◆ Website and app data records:
----------

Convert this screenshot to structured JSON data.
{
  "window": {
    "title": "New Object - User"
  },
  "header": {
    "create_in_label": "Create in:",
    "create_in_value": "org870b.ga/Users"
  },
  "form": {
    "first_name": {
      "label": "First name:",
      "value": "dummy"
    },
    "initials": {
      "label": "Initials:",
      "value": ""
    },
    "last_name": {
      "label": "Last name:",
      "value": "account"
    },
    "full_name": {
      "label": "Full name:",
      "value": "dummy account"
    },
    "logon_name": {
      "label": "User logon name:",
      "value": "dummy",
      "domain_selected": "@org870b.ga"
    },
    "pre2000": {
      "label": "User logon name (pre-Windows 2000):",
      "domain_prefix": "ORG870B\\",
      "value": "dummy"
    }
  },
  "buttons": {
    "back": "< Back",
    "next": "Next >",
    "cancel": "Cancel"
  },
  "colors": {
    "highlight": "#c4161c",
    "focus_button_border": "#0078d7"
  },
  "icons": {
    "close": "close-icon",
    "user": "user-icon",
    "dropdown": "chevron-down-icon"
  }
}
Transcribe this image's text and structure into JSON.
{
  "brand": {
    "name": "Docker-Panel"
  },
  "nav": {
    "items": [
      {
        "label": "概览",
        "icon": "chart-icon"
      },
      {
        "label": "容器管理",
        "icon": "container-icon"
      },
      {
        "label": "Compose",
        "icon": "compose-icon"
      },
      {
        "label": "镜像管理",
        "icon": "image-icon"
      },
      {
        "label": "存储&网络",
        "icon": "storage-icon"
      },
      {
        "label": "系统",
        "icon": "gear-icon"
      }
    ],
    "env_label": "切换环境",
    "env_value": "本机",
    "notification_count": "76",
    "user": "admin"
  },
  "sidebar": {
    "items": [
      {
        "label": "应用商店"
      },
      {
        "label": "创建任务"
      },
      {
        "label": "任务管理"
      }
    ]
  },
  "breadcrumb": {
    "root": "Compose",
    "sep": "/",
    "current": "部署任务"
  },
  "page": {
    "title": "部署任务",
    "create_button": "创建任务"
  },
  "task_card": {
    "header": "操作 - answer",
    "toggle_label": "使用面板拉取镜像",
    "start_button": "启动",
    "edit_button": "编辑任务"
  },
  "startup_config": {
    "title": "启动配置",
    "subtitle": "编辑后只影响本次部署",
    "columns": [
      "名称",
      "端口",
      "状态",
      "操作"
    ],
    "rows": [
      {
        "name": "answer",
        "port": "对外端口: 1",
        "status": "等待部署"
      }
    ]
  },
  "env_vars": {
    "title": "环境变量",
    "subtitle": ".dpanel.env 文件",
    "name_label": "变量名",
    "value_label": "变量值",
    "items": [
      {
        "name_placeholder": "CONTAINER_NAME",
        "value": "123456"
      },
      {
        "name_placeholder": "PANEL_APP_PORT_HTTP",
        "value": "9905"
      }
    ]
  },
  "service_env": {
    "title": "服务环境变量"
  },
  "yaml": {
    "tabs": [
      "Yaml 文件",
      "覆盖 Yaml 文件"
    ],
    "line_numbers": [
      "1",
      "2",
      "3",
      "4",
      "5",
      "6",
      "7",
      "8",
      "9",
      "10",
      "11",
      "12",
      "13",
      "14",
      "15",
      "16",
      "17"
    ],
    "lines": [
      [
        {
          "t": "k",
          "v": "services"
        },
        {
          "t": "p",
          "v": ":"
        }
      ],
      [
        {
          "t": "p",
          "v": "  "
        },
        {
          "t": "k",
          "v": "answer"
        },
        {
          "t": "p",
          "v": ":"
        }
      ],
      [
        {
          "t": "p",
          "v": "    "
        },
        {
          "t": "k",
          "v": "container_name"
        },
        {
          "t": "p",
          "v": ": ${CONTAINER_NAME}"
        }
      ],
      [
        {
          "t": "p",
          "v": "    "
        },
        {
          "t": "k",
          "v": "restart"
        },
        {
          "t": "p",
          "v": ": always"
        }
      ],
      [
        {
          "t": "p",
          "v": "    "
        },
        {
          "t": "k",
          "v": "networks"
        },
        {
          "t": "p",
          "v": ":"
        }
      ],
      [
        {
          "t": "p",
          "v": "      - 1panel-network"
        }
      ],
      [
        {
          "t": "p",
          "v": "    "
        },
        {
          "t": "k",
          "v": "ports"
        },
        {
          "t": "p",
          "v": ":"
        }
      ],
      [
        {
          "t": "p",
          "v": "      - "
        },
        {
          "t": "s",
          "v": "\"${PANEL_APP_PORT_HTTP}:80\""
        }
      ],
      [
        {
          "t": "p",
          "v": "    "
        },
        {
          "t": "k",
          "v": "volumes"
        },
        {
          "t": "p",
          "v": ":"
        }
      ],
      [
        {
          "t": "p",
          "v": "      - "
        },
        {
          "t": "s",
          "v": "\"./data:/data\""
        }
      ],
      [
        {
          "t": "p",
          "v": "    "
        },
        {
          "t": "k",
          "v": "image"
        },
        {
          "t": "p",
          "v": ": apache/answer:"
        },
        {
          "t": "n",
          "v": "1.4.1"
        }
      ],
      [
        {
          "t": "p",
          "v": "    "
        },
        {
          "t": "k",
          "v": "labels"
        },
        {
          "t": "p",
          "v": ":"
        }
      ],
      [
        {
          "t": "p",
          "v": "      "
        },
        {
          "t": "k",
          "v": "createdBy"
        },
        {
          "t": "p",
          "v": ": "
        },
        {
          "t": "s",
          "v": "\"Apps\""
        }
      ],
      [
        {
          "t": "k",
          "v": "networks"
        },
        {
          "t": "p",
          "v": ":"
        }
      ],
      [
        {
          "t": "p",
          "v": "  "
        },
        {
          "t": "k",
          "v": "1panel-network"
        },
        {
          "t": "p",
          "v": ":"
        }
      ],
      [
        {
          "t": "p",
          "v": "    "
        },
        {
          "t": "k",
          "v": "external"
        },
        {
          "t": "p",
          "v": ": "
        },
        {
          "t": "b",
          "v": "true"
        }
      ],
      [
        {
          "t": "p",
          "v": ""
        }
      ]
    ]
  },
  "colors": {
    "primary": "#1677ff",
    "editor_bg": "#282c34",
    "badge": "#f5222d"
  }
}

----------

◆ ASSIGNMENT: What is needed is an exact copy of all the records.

◆ RESPONSE AREA:
Convert this screenshot to structured JSON data.
{
  "window": {
    "title": "New Object - User"
  },
  "header": {
    "create_in_label": "Create in:",
    "create_in_value": "org870b.ga/Users"
  },
  "form": {
    "first_name": {
      "label": "First name:",
      "value": "dummy"
    },
    "initials": {
      "label": "Initials:",
      "value": ""
    },
    "last_name": {
      "label": "Last name:",
      "value": "account"
    },
    "full_name": {
      "label": "Full name:",
      "value": "dummy account"
    },
    "logon_name": {
      "label": "User logon name:",
      "value": "dummy",
      "domain_selected": "@org870b.ga"
    },
    "pre2000": {
      "label": "User logon name (pre-Windows 2000):",
      "domain_prefix": "ORG870B\\",
      "value": "dummy"
    }
  },
  "buttons": {
    "back": "< Back",
    "next": "Next >",
    "cancel": "Cancel"
  },
  "colors": {
    "highlight": "#c4161c",
    "focus_button_border": "#0078d7"
  },
  "icons": {
    "close": "close-icon",
    "user": "user-icon",
    "dropdown": "chevron-down-icon"
  }
}
Transcribe this image's text and structure into JSON.
{
  "brand": {
    "name": "Docker-Panel"
  },
  "nav": {
    "items": [
      {
        "label": "概览",
        "icon": "chart-icon"
      },
      {
        "label": "容器管理",
        "icon": "container-icon"
      },
      {
        "label": "Compose",
        "icon": "compose-icon"
      },
      {
        "label": "镜像管理",
        "icon": "image-icon"
      },
      {
        "label": "存储&网络",
        "icon": "storage-icon"
      },
      {
        "label": "系统",
        "icon": "gear-icon"
      }
    ],
    "env_label": "切换环境",
    "env_value": "本机",
    "notification_count": "76",
    "user": "admin"
  },
  "sidebar": {
    "items": [
      {
        "label": "应用商店"
      },
      {
        "label": "创建任务"
      },
      {
        "label": "任务管理"
      }
    ]
  },
  "breadcrumb": {
    "root": "Compose",
    "sep": "/",
    "current": "部署任务"
  },
  "page": {
    "title": "部署任务",
    "create_button": "创建任务"
  },
  "task_card": {
    "header": "操作 - answer",
    "toggle_label": "使用面板拉取镜像",
    "start_button": "启动",
    "edit_button": "编辑任务"
  },
  "startup_config": {
    "title": "启动配置",
    "subtitle": "编辑后只影响本次部署",
    "columns": [
      "名称",
      "端口",
      "状态",
      "操作"
    ],
    "rows": [
      {
        "name": "answer",
        "port": "对外端口: 1",
        "status": "等待部署"
      }
    ]
  },
  "env_vars": {
    "title": "环境变量",
    "subtitle": ".dpanel.env 文件",
    "name_label": "变量名",
    "value_label": "变量值",
    "items": [
      {
        "name_placeholder": "CONTAINER_NAME",
        "value": "123456"
      },
      {
        "name_placeholder": "PANEL_APP_PORT_HTTP",
        "value": "9905"
      }
    ]
  },
  "service_env": {
    "title": "服务环境变量"
  },
  "yaml": {
    "tabs": [
      "Yaml 文件",
      "覆盖 Yaml 文件"
    ],
    "line_numbers": [
      "1",
      "2",
      "3",
      "4",
      "5",
      "6",
      "7",
      "8",
      "9",
      "10",
      "11",
      "12",
      "13",
      "14",
      "15",
      "16",
      "17"
    ],
    "lines": [
      [
        {
          "t": "k",
          "v": "services"
        },
        {
          "t": "p",
          "v": ":"
        }
      ],
      [
        {
          "t": "p",
          "v": "  "
        },
        {
          "t": "k",
          "v": "answer"
        },
        {
          "t": "p",
          "v": ":"
        }
      ],
      [
        {
          "t": "p",
          "v": "    "
        },
        {
          "t": "k",
          "v": "container_name"
        },
        {
          "t": "p",
          "v": ": ${CONTAINER_NAME}"
        }
      ],
      [
        {
          "t": "p",
          "v": "    "
        },
        {
          "t": "k",
          "v": "restart"
        },
        {
          "t": "p",
          "v": ": always"
        }
      ],
      [
        {
          "t": "p",
          "v": "    "
        },
        {
          "t": "k",
          "v": "networks"
        },
        {
          "t": "p",
          "v": ":"
        }
      ],
      [
        {
          "t": "p",
          "v": "      - 1panel-network"
        }
      ],
      [
        {
          "t": "p",
          "v": "    "
        },
        {
          "t": "k",
          "v": "ports"
        },
        {
          "t": "p",
          "v": ":"
        }
      ],
      [
        {
          "t": "p",
          "v": "      - "
        },
        {
          "t": "s",
          "v": "\"${PANEL_APP_PORT_HTTP}:80\""
        }
      ],
      [
        {
          "t": "p",
          "v": "    "
        },
        {
          "t": "k",
          "v": "volumes"
        },
        {
          "t": "p",
          "v": ":"
        }
      ],
      [
        {
          "t": "p",
          "v": "      - "
        },
        {
          "t": "s",
          "v": "\"./data:/data\""
        }
      ],
      [
        {
          "t": "p",
          "v": "    "
        },
        {
          "t": "k",
          "v": "image"
        },
        {
          "t": "p",
          "v": ": apache/answer:"
        },
        {
          "t": "n",
          "v": "1.4.1"
        }
      ],
      [
        {
          "t": "p",
          "v": "    "
        },
        {
          "t": "k",
          "v": "labels"
        },
        {
          "t": "p",
          "v": ":"
        }
      ],
      [
        {
          "t": "p",
          "v": "      "
        },
        {
          "t": "k",
          "v": "createdBy"
        },
        {
          "t": "p",
          "v": ": "
        },
        {
          "t": "s",
          "v": "\"Apps\""
        }
      ],
      [
        {
          "t": "k",
          "v": "networks"
        },
        {
          "t": "p",
          "v": ":"
        }
      ],
      [
        {
          "t": "p",
          "v": "  "
        },
        {
          "t": "k",
          "v": "1panel-network"
        },
        {
          "t": "p",
          "v": ":"
        }
      ],
      [
        {
          "t": "p",
          "v": "    "
        },
        {
          "t": "k",
          "v": "external"
        },
        {
          "t": "p",
          "v": ": "
        },
        {
          "t": "b",
          "v": "true"
        }
      ],
      [
        {
          "t": "p",
          "v": ""
        }
      ]
    ]
  },
  "colors": {
    "primary": "#1677ff",
    "editor_bg": "#282c34",
    "badge": "#f5222d"
  }
}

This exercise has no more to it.